:: Required action ::
Each line of the records has to be copied exactly, though the pictures must be left out.

Dataset rows for apps and sites
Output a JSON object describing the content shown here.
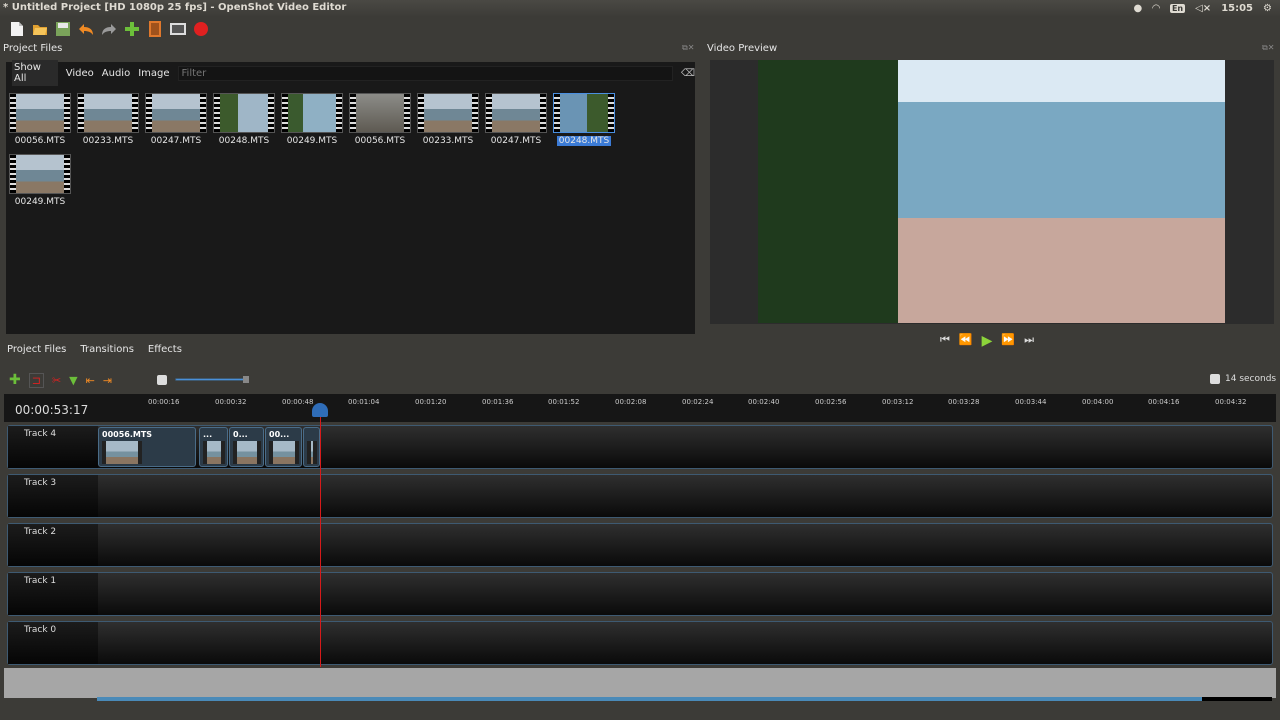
{
  "window": {
    "title": "* Untitled Project [HD 1080p 25 fps] - OpenShot Video Editor"
  },
  "tray": {
    "lang": "En",
    "clock": "15:05"
  },
  "toolbar": {
    "icons": [
      "new-project-icon",
      "open-project-icon",
      "save-project-icon",
      "undo-icon",
      "redo-icon",
      "import-files-icon",
      "choose-profile-icon",
      "fullscreen-icon",
      "export-video-icon"
    ]
  },
  "project_files": {
    "title": "Project Files",
    "filters": [
      "Show All",
      "Video",
      "Audio",
      "Image"
    ],
    "filter_placeholder": "Filter",
    "files": [
      {
        "name": "00056.MTS"
      },
      {
        "name": "00233.MTS"
      },
      {
        "name": "00247.MTS"
      },
      {
        "name": "00248.MTS"
      },
      {
        "name": "00249.MTS"
      },
      {
        "name": "00056.MTS"
      },
      {
        "name": "00233.MTS"
      },
      {
        "name": "00247.MTS"
      },
      {
        "name": "00248.MTS",
        "selected": true
      },
      {
        "name": "00249.MTS"
      }
    ]
  },
  "preview": {
    "title": "Video Preview"
  },
  "tabs": [
    "Project Files",
    "Transitions",
    "Effects"
  ],
  "timeline": {
    "zoom_label": "14 seconds",
    "zoom_level": 0.9,
    "current_time": "00:00:53:17",
    "ruler_ticks": [
      "00:00:16",
      "00:00:32",
      "00:00:48",
      "00:01:04",
      "00:01:20",
      "00:01:36",
      "00:01:52",
      "00:02:08",
      "00:02:24",
      "00:02:40",
      "00:02:56",
      "00:03:12",
      "00:03:28",
      "00:03:44",
      "00:04:00",
      "00:04:16",
      "00:04:32"
    ],
    "tracks": [
      "Track 4",
      "Track 3",
      "Track 2",
      "Track 1",
      "Track 0"
    ],
    "clips": [
      {
        "title": "00056.MTS"
      },
      {
        "title": "..."
      },
      {
        "title": "0..."
      },
      {
        "title": "00..."
      },
      {
        "title": ""
      }
    ]
  }
}
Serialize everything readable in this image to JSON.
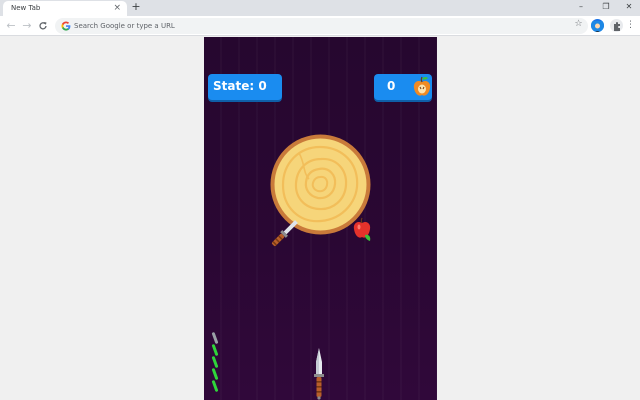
{
  "browser": {
    "tab_title": "New Tab",
    "tab_close": "×",
    "new_tab": "+",
    "minimize": "–",
    "restore": "❐",
    "close": "✕",
    "back": "←",
    "forward": "→",
    "reload": "C",
    "omnibox_placeholder": "Search Google or type a URL",
    "star": "☆",
    "menu": "⋮"
  },
  "game": {
    "state_label": "State: 0",
    "apple_count": "0",
    "knives_total": 5,
    "knives_used": 1,
    "colors": {
      "background": "#2a0733",
      "hud": "#1a8cf0",
      "log_face": "#f6d57a",
      "log_rim": "#c97a3a",
      "apple": "#e5322b",
      "knife_counter_active": "#2fd43a",
      "knife_counter_used": "#9aa0a6"
    },
    "icons": [
      "apple-icon",
      "knife-icon",
      "log-target"
    ]
  }
}
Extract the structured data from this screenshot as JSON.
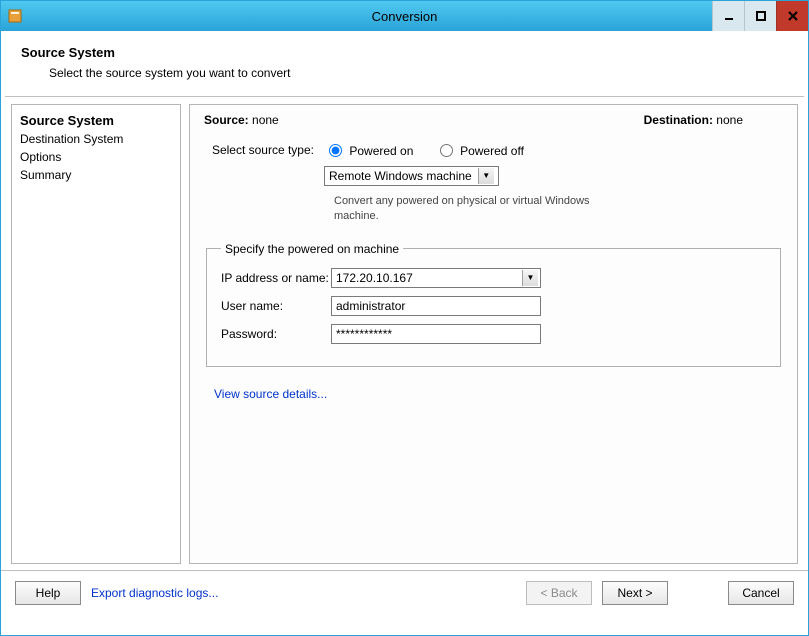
{
  "window": {
    "title": "Conversion",
    "controls": {
      "min": "minimize",
      "max": "maximize",
      "close": "close"
    }
  },
  "header": {
    "heading": "Source System",
    "subheading": "Select the source system you want to convert"
  },
  "sidebar": {
    "steps": [
      {
        "label": "Source System",
        "active": true
      },
      {
        "label": "Destination System",
        "active": false
      },
      {
        "label": "Options",
        "active": false
      },
      {
        "label": "Summary",
        "active": false
      }
    ]
  },
  "main": {
    "source_label": "Source:",
    "source_value": "none",
    "destination_label": "Destination:",
    "destination_value": "none",
    "select_source_type_label": "Select source type:",
    "radio_powered_on": "Powered on",
    "radio_powered_off": "Powered off",
    "radio_selected": "on",
    "machine_type_combo": "Remote Windows machine",
    "machine_type_hint": "Convert any powered on physical or virtual Windows machine.",
    "group_legend": "Specify the powered on machine",
    "ip_label": "IP address or name:",
    "ip_value": "172.20.10.167",
    "user_label": "User name:",
    "user_value": "administrator",
    "password_label": "Password:",
    "password_value": "************",
    "view_details_link": "View source details..."
  },
  "footer": {
    "help": "Help",
    "export_logs": "Export diagnostic logs...",
    "back": "< Back",
    "next": "Next >",
    "cancel": "Cancel",
    "back_enabled": false
  }
}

:: The completed task ::
Output a JSON object describing the content shown here.
{
  "window": {
    "title": "* Untitled Project [HD 1080p 25 fps] - OpenShot Video Editor"
  },
  "tray": {
    "lang": "En",
    "clock": "15:05"
  },
  "toolbar": {
    "icons": [
      "new-project-icon",
      "open-project-icon",
      "save-project-icon",
      "undo-icon",
      "redo-icon",
      "import-files-icon",
      "choose-profile-icon",
      "fullscreen-icon",
      "export-video-icon"
    ]
  },
  "project_files": {
    "title": "Project Files",
    "filters": [
      "Show All",
      "Video",
      "Audio",
      "Image"
    ],
    "filter_placeholder": "Filter",
    "files": [
      {
        "name": "00056.MTS"
      },
      {
        "name": "00233.MTS"
      },
      {
        "name": "00247.MTS"
      },
      {
        "name": "00248.MTS"
      },
      {
        "name": "00249.MTS"
      },
      {
        "name": "00056.MTS"
      },
      {
        "name": "00233.MTS"
      },
      {
        "name": "00247.MTS"
      },
      {
        "name": "00248.MTS",
        "selected": true
      },
      {
        "name": "00249.MTS"
      }
    ]
  },
  "preview": {
    "title": "Video Preview"
  },
  "tabs": [
    "Project Files",
    "Transitions",
    "Effects"
  ],
  "timeline": {
    "zoom_label": "14 seconds",
    "zoom_level": 0.9,
    "current_time": "00:00:53:17",
    "ruler_ticks": [
      "00:00:16",
      "00:00:32",
      "00:00:48",
      "00:01:04",
      "00:01:20",
      "00:01:36",
      "00:01:52",
      "00:02:08",
      "00:02:24",
      "00:02:40",
      "00:02:56",
      "00:03:12",
      "00:03:28",
      "00:03:44",
      "00:04:00",
      "00:04:16",
      "00:04:32"
    ],
    "tracks": [
      "Track 4",
      "Track 3",
      "Track 2",
      "Track 1",
      "Track 0"
    ],
    "clips": [
      {
        "title": "00056.MTS"
      },
      {
        "title": "..."
      },
      {
        "title": "0..."
      },
      {
        "title": "00..."
      },
      {
        "title": ""
      }
    ]
  }
}
Serialize everything readable in this image to JSON.
{
  "browser": {
    "tab_title": "New Tab",
    "tab_close": "×",
    "new_tab": "+",
    "minimize": "–",
    "restore": "❐",
    "close": "✕",
    "back": "←",
    "forward": "→",
    "reload": "C",
    "omnibox_placeholder": "Search Google or type a URL",
    "star": "☆",
    "menu": "⋮"
  },
  "game": {
    "state_label": "State: 0",
    "apple_count": "0",
    "knives_total": 5,
    "knives_used": 1,
    "colors": {
      "background": "#2a0733",
      "hud": "#1a8cf0",
      "log_face": "#f6d57a",
      "log_rim": "#c97a3a",
      "apple": "#e5322b",
      "knife_counter_active": "#2fd43a",
      "knife_counter_used": "#9aa0a6"
    },
    "icons": [
      "apple-icon",
      "knife-icon",
      "log-target"
    ]
  }
}
Extract the structured data from this screenshot as JSON.
{
  "window": {
    "title": "Conversion",
    "controls": {
      "min": "minimize",
      "max": "maximize",
      "close": "close"
    }
  },
  "header": {
    "heading": "Source System",
    "subheading": "Select the source system you want to convert"
  },
  "sidebar": {
    "steps": [
      {
        "label": "Source System",
        "active": true
      },
      {
        "label": "Destination System",
        "active": false
      },
      {
        "label": "Options",
        "active": false
      },
      {
        "label": "Summary",
        "active": false
      }
    ]
  },
  "main": {
    "source_label": "Source:",
    "source_value": "none",
    "destination_label": "Destination:",
    "destination_value": "none",
    "select_source_type_label": "Select source type:",
    "radio_powered_on": "Powered on",
    "radio_powered_off": "Powered off",
    "radio_selected": "on",
    "machine_type_combo": "Remote Windows machine",
    "machine_type_hint": "Convert any powered on physical or virtual Windows machine.",
    "group_legend": "Specify the powered on machine",
    "ip_label": "IP address or name:",
    "ip_value": "172.20.10.167",
    "user_label": "User name:",
    "user_value": "administrator",
    "password_label": "Password:",
    "password_value": "************",
    "view_details_link": "View source details..."
  },
  "footer": {
    "help": "Help",
    "export_logs": "Export diagnostic logs...",
    "back": "< Back",
    "next": "Next >",
    "cancel": "Cancel",
    "back_enabled": false
  }
}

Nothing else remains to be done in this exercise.